At that time, there were efforts to gather first-hand information to better understand the underdevelopment of the Philippines’ southern island of Mindanao. Manila relied mainly on secondary information then.
Our team was tasked to do a socio-economic study on the major industries (wood, fishing, mining, coconut, palm oil, and the fruit export industry). We travelled all over Mindanao interviewing farmers and small and medium landowners.
We were to write a report on the impact of the multinationals and big businesses on the lives of the people and the underdevelopment in the region.
Mindanao before the 1980s has been beset with a cornucopia of problems –from the growing dissent and strong New People's Army (NPA) movement and the centuries-old Muslim separatist movement to hamletting, warlordism, displacement of the indigenous peoples from their ancestral lands, extreme poverty and hunger, and a lot more.
Despite being resource-rich, the region was not developing due to social chaos.
Big companies repatriated their profits and did not reinvest in Mindanao. The landed of Davao were selling properties at very low prices just to get out of the city. Most owners of businesses and plantations in Davao sent their children to Manila or abroad supposedly to keep them safe.
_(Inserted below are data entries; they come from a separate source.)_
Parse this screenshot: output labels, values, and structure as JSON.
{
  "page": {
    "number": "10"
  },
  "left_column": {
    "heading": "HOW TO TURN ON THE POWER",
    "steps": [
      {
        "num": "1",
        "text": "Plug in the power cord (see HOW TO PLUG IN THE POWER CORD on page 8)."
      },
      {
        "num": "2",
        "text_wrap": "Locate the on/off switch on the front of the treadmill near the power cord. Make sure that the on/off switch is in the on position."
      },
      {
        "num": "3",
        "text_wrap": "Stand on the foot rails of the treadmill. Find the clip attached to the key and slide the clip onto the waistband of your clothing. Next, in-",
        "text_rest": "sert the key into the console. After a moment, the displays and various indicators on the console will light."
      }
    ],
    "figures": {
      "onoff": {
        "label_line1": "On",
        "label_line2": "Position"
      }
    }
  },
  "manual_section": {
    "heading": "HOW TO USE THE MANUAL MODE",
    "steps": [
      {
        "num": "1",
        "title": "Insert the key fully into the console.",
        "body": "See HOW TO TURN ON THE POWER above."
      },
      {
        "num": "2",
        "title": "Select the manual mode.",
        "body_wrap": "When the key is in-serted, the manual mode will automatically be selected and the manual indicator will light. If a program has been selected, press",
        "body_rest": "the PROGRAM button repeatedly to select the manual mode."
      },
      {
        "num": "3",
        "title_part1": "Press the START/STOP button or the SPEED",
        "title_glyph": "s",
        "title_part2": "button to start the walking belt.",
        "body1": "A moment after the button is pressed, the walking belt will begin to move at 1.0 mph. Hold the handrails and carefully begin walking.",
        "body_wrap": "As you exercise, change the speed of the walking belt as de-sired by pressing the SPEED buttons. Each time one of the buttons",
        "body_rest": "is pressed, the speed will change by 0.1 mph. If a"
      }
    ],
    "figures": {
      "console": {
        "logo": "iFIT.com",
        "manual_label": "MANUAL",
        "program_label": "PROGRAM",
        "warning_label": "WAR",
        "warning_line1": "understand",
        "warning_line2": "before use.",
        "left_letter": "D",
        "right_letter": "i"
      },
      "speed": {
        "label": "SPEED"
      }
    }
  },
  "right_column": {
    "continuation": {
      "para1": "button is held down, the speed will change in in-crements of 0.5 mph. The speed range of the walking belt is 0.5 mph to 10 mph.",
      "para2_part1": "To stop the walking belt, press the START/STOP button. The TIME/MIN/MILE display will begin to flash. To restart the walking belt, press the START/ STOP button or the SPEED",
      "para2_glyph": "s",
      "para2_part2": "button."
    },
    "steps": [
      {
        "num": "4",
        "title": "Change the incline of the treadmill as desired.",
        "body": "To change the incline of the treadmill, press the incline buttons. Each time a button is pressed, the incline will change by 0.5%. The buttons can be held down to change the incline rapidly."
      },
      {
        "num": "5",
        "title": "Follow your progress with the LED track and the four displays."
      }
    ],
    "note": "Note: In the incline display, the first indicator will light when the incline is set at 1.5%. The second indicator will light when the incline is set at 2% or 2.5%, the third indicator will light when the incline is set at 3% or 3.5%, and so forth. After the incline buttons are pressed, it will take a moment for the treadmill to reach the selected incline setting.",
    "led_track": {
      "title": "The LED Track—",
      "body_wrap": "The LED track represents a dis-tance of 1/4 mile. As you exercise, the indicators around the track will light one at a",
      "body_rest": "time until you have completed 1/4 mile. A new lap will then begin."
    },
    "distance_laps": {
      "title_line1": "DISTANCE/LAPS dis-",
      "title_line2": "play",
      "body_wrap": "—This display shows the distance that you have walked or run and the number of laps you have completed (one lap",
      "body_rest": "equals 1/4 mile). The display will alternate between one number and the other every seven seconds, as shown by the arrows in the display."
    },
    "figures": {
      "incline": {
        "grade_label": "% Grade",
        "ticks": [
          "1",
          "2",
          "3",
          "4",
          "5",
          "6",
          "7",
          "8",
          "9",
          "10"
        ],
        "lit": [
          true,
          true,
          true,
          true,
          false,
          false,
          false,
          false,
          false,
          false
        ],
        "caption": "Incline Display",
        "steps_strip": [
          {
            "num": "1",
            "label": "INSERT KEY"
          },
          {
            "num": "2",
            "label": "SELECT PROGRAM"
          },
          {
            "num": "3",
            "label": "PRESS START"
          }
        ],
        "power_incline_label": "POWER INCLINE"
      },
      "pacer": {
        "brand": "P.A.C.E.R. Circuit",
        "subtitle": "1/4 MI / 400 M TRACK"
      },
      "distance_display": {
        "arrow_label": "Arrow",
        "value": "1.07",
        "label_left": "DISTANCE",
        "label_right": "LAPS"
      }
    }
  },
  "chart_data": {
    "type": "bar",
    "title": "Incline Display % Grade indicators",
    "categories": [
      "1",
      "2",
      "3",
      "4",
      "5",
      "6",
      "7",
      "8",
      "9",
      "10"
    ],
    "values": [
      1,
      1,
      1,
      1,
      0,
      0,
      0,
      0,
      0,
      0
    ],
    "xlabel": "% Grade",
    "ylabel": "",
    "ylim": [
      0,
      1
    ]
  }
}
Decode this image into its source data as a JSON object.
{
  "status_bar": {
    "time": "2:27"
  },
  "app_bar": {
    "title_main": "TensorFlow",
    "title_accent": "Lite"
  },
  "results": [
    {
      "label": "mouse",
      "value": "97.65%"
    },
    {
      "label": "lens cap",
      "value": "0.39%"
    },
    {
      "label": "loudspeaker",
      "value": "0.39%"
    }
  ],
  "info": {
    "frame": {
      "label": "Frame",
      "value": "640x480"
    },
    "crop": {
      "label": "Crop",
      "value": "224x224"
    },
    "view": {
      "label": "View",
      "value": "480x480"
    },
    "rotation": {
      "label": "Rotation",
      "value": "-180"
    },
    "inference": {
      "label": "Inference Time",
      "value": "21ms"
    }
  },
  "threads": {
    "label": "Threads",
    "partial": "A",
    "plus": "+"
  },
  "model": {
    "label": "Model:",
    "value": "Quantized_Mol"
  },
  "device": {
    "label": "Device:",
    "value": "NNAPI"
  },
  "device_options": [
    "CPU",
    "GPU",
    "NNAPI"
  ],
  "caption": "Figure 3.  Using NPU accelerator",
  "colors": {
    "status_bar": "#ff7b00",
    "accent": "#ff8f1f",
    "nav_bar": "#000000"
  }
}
I grew up in the then small of town of Malabon, and lived a quiet and comfortable life along with two-dozen more cousins in our family compound. I studied at St James Academy from kindergarten to high school under the guidance of the Maryknoll sisters, together with my good friend Lean Alejandro.
We were 12 year old, and in Grade 6, when Marcos declared Martial Law. We grew up singing the Bagong Lipunan song and textbooks.
At UP Diliman, the late Lean Alejandro and I, relearned everything and became exposed to the harsh realities of our society. It was Lean who goaded me to take the research job in Mindanao as it would greatly help in alliance-building to have the knowledge on the situation and ails in the countryside.
I wrote him volumes of letters describing the dire state and poverty of the region. Despite the difficulty, he wrote me from prison to continue with the work. I remember complaining to him that the residents here were dubious of people coming from Luzon, calling us people from “Imperial Manila”. It took considerable effort and time to gain their trust.
I would later understand the reason for the disdain and distrust. Mindanao had been neglected by the national government and the early migrants, and big businesses were able to control vast tracts of land. Poverty persisted. There was no clear progress in sight.
The Mindanao Agenda
I greatly admire the people who initiated a Mindanao Agenda to help develop the region. The people were motivated to help themselves instead of relying on the national government. It was at this time that Rodrigo Roa Duterte became Mayor of our city.
It was the right time when Duterte became mayor. The Davaoeños have had enough of war and chaos – a time when the people earnestly and desperately wanted peace and progress. I was blessed to witness the meeting of hearts and minds to achieve a common goal. The bayanihan spirit was in action.
To witness a city grow and unfold its beauty and potential is an uncomparable experience. It restores your faith in humanity. A city pulsating with life, a city where there is unity in diversity, a city where Christians, Muslims, and indigenous peoples live in relative peace and harmony.
A catalyst for change
Mayor Duterte is one passionate leader. He is also fortunate that he has a passionate group of people to work with. One should live here to embrace the essence of the pioneering spirit and volunteerism of the people of Davao. Everybody is ready to pitch in to help in community and nation-building. He could not have accomplished his goals without a people who shared his vision.
We did not look up to Mayor Duterte as a messiah but as a partner to reach our goal – that is, to attain peace and prosperity for the residents in Davao and the entire Mindanao. One just have to visit our city to see the collective gains we had attained here.
Proud Davaoeña and Mindanaoan
After 3 decades, I am very happy to have raised my family and children here. Our population has doubled, tripled, and quadrupled, attracting more migrants and bright minds to the city. Business is booming and investors keep coming in. One cannot not be happy to be in such a dynamic and growing community.
We have the mindset that is open to all possibilities and the heart to accomplish anything. I will always be grateful for my Mindanao experience. It is a unique one, and it is from this perspective that I cast my vote on May 9 - Rappler.com
Susan Magno Antepuesto is a former researcher of the Third World Studies Center in UP Diliman. She is a co-author of the Mindanao Report, a socio-economic research that looked into the roots of underdevelopment in the south. Susan, a businesswoman and restaurant owner, has been a resident of Davao City since 1983.